At first I was collecting the jars in boxes and storing them in the basement. Then I re-arranged the office closet/pantry and put the boxes in there. Then I just kept canning and canning. I found free apples, then pears, then plums, then figs, then blackberries. And then there were the pickles and dilly beans and apricots and so on…
I’ve learned in a few short weeks some helpful tips that I’d like to pass on to any of you reading who are new to this as I was. Stacking jars on top of each other can cause the seal to break, so it’s best to store only one level at a time, like my pictures show. If you overfill your jars and they spill out during processing OR if you don’t process in hot water long enough; the seal may not really stick. So it’s best to remove the ring and check the seal, after the jar has cooled. You can do this by lifting the jar (with a hand underneath, in case it drops) by the sealed lid and if it pops off, put it in the fridge and eat it soon. If you can pick it up by the sealed lid, it’s properly sealed, yay. Figs were a tricky one. They are mild and don’t have much natural citric acid, so you must add lemon in order to can them in a water bath. Pumpkin is too thick and cannot be canned without a pressure cooker, even if you are making apple butter with it and mixing in other ingredients. Follow a tried and true recipe, no one wants to get botulism when they enjoy your home canned food. Hmmm, any other tips I’ve heard??? Oh of course; you don’t have to use canning salt, you can use any salt you want for pickles.
I’m still wondering why some people put their jars upside down to cool. If you know the answer to this one, please share below!
How do you store your canned goods? On display or hidden away?

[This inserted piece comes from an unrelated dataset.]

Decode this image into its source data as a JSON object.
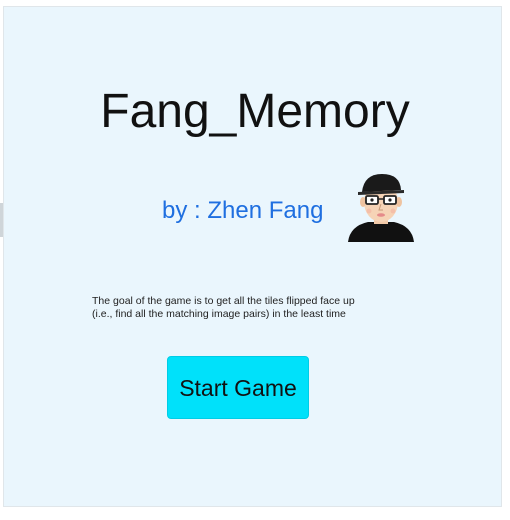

|spiced apple pear sauce with cinnamon, nutmeg, cloves, and ginger|
|purple plums in a light syrup, it’s it pretty?|